A further step towards the adoption of ‘green agricultural practices’ in Kenya was announced in July, with the launching in Nairobi of AfriCert, a local agricultural standards certification agency. The promotion of increased environmental certification of crops such as fruit and vegetables, cut flowers, cotton, tea, cocoa and coffee, is seen as linking into emerging market trends. AfriCert’s managing director, Ruth Nyaga, argues that ‘by adopting sustainable farming practices, farmers can now access international speciality and niche markets for their agricultural products such as coffee, tea and cocoa’. It is also hoped that improved certification will open up new market opportunities in Asia, particularly in Japan ‘where sanitary and safety standards are very strict and high’.
According to the Kenyan permanent secretary for agriculture, Romano Kiome, ‘certification will generate competitive advantage for products and satisfy the needs of a growing number of consumers who wish to align their purchasing behaviours in an environmentally sound direction.’ At present, government policy requires farmers to follow a specific range of sustainable agricultural practices.
Initiatives are under way to comply with sustainable agricultural practice standards. According to the managing director of the Tea Board of Kenya, Sicily Kariuki, ‘already, the Kenya Tea Development Authority has achieved Rainforest Alliance certification for 42 out of the 65 tea factories it manages. It has also trained more than half of its 560,000 smallholder farmers on the principles of environment-friendly farming.’ Mrs Kariuki expects ‘all small-scale tea farmers, factories and estates to be fully compliant with the pillars of “green agriculture” by 2015.’
These developments need to be seen against the background of major multinationals such as Kraft, Nestlé and Unilever (among many others) setting targets for the procurement and use of sustainably certified raw materials.
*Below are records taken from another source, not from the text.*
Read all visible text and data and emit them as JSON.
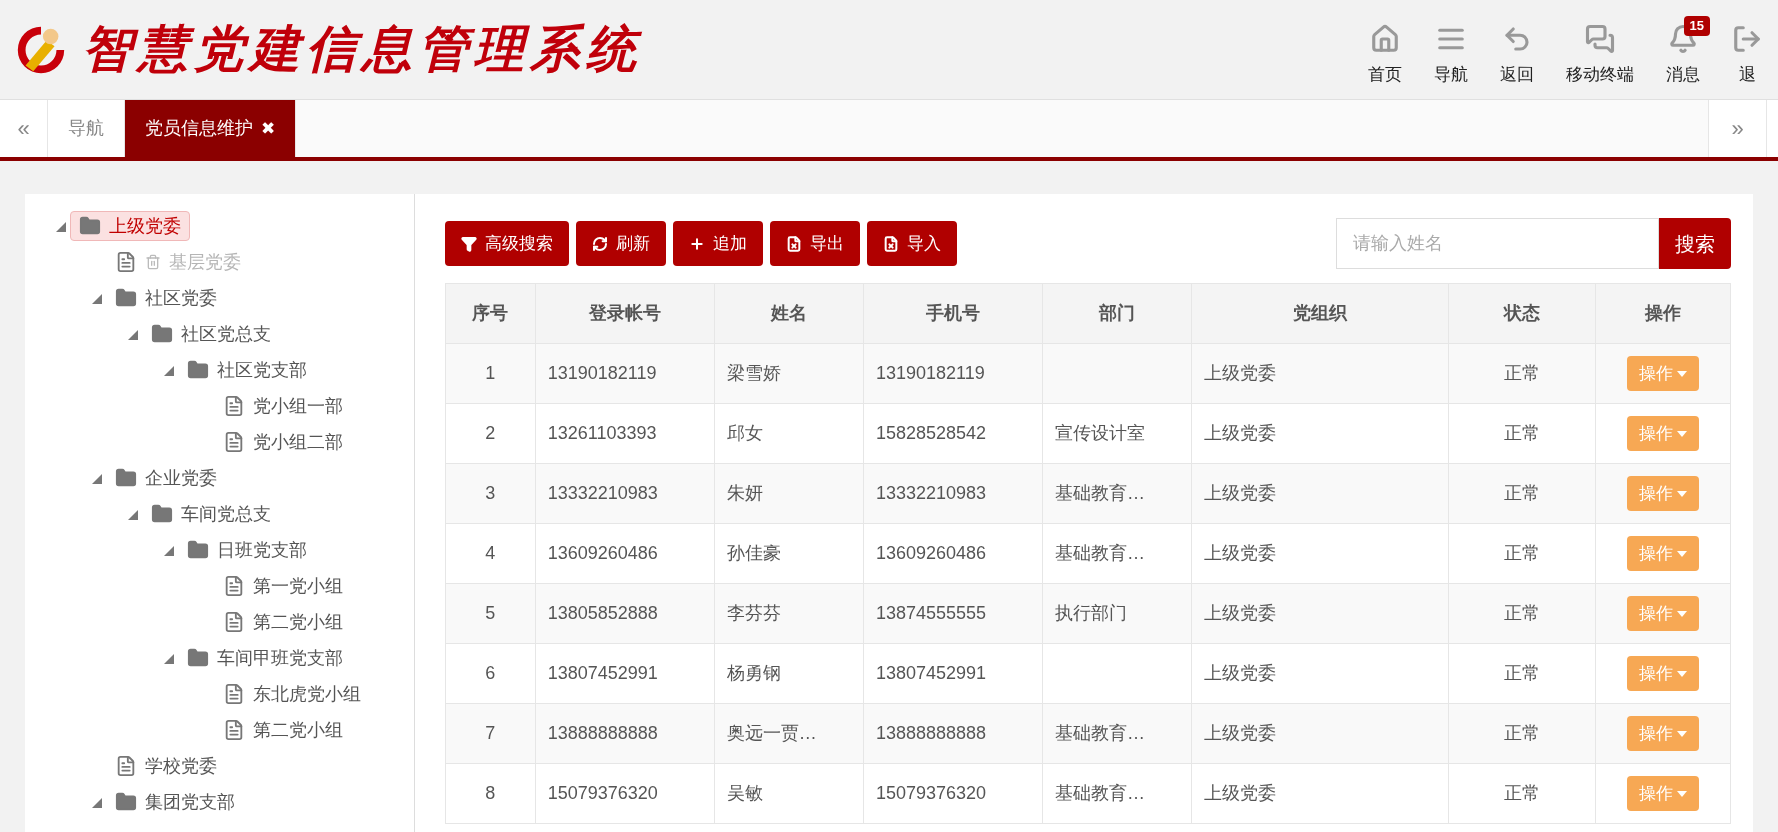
{
  "header": {
    "title": "智慧党建信息管理系统",
    "actions": [
      {
        "kind": "home",
        "label": "首页"
      },
      {
        "kind": "menu",
        "label": "导航"
      },
      {
        "kind": "back",
        "label": "返回"
      },
      {
        "kind": "chat",
        "label": "移动终端"
      },
      {
        "kind": "bell",
        "label": "消息",
        "badge": "15"
      },
      {
        "kind": "exit",
        "label": "退"
      }
    ]
  },
  "tabbar": {
    "prev": "«",
    "next": "»",
    "tabs": [
      {
        "label": "导航",
        "selected": false,
        "closable": false
      },
      {
        "label": "党员信息维护",
        "selected": true,
        "closable": true,
        "close": "✖"
      }
    ]
  },
  "tree": [
    {
      "label": "上级党委",
      "kind": "folder",
      "expanded": true,
      "selected": true,
      "disabled": false,
      "children": [
        {
          "label": "基层党委",
          "kind": "file",
          "selected": false,
          "disabled": true
        },
        {
          "label": "社区党委",
          "kind": "folder",
          "expanded": true,
          "selected": false,
          "disabled": false,
          "children": [
            {
              "label": "社区党总支",
              "kind": "folder",
              "expanded": true,
              "selected": false,
              "disabled": false,
              "children": [
                {
                  "label": "社区党支部",
                  "kind": "folder",
                  "expanded": true,
                  "selected": false,
                  "disabled": false,
                  "children": [
                    {
                      "label": "党小组一部",
                      "kind": "file",
                      "selected": false,
                      "disabled": false
                    },
                    {
                      "label": "党小组二部",
                      "kind": "file",
                      "selected": false,
                      "disabled": false
                    }
                  ]
                }
              ]
            }
          ]
        },
        {
          "label": "企业党委",
          "kind": "folder",
          "expanded": true,
          "selected": false,
          "disabled": false,
          "children": [
            {
              "label": "车间党总支",
              "kind": "folder",
              "expanded": true,
              "selected": false,
              "disabled": false,
              "children": [
                {
                  "label": "日班党支部",
                  "kind": "folder",
                  "expanded": true,
                  "selected": false,
                  "disabled": false,
                  "children": [
                    {
                      "label": "第一党小组",
                      "kind": "file",
                      "selected": false,
                      "disabled": false
                    },
                    {
                      "label": "第二党小组",
                      "kind": "file",
                      "selected": false,
                      "disabled": false
                    }
                  ]
                },
                {
                  "label": "车间甲班党支部",
                  "kind": "folder",
                  "expanded": true,
                  "selected": false,
                  "disabled": false,
                  "children": [
                    {
                      "label": "东北虎党小组",
                      "kind": "file",
                      "selected": false,
                      "disabled": false
                    },
                    {
                      "label": "第二党小组",
                      "kind": "file",
                      "selected": false,
                      "disabled": false
                    }
                  ]
                }
              ]
            }
          ]
        },
        {
          "label": "学校党委",
          "kind": "file",
          "selected": false,
          "disabled": false
        },
        {
          "label": "集团党支部",
          "kind": "folder",
          "expanded": true,
          "selected": false,
          "disabled": false
        }
      ]
    }
  ],
  "toolbar": [
    {
      "kind": "filter",
      "label": "高级搜索"
    },
    {
      "kind": "refresh",
      "label": "刷新"
    },
    {
      "kind": "add",
      "label": "追加"
    },
    {
      "kind": "excel",
      "label": "导出"
    },
    {
      "kind": "excel",
      "label": "导入"
    }
  ],
  "search": {
    "placeholder": "请输入姓名",
    "button": "搜索"
  },
  "table": {
    "columns": [
      "序号",
      "登录帐号",
      "姓名",
      "手机号",
      "部门",
      "党组织",
      "状态",
      "操作"
    ],
    "rows": [
      [
        "1",
        "13190182119",
        "梁雪娇",
        "13190182119",
        "",
        "上级党委",
        "正常",
        "操作"
      ],
      [
        "2",
        "13261103393",
        "邱女",
        "15828528542",
        "宣传设计室",
        "上级党委",
        "正常",
        "操作"
      ],
      [
        "3",
        "13332210983",
        "朱妍",
        "13332210983",
        "基础教育…",
        "上级党委",
        "正常",
        "操作"
      ],
      [
        "4",
        "13609260486",
        "孙佳豪",
        "13609260486",
        "基础教育…",
        "上级党委",
        "正常",
        "操作"
      ],
      [
        "5",
        "13805852888",
        "李芬芬",
        "13874555555",
        "执行部门",
        "上级党委",
        "正常",
        "操作"
      ],
      [
        "6",
        "13807452991",
        "杨勇钢",
        "13807452991",
        "",
        "上级党委",
        "正常",
        "操作"
      ],
      [
        "7",
        "13888888888",
        "奥远一贾…",
        "13888888888",
        "基础教育…",
        "上级党委",
        "正常",
        "操作"
      ],
      [
        "8",
        "15079376320",
        "吴敏",
        "15079376320",
        "基础教育…",
        "上级党委",
        "正常",
        "操作"
      ]
    ]
  }
}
They also need to be seen against the background of sector-wide initiatives, such as the announcement in June 2012 that ‘all major supermarkets, trading companies and NGOs in the Netherlands’ had signed a covenant, committing themselves to ensuring that by 2020 ‘all fresh fruits and vegetables in Dutch supermarkets are sustainably produced’ (see Agritrade article ‘ Sustainability concerns go mainstream in Dutch fruit and vegetable sector’, 29 July 2012).
The nominal launch of AfriCert (which has been in operation for a number of years) reflects growing Kenyan government recognition of the need to enhance services to smallholder farmers, in order to improve responsiveness to consumer demand in both traditional and non-traditional markets. This can be seen as part of a response strategy to intensifying competition.
While this response strategy includes a nominal increase in government attention to ‘green farming’ (taking on issues initially promoted by NGOs and the private sector), it has yet to be fully reflected at the regulatory level, for example, in terms of the establishment of a modern regulatory framework and a government support verification and certification system for organic products (eventually enabling the attainment of mutual recognition and reducing costs for exporters). Equally, ‘green farming’ and the use of ‘green technologies’ do not feature in important policy papers such as the Draft Sessional Paper on National Food and Nutrition Security (which does however address the issue of production, importation and consumption of genetically modified foods) or the 2010–2020 Agricultural Sector Development Strategy.
Much of the promotion of ‘green technologies’ in Kenya thus continues to be private-sector based, with government only now beginning to engage with these processes and stakeholders.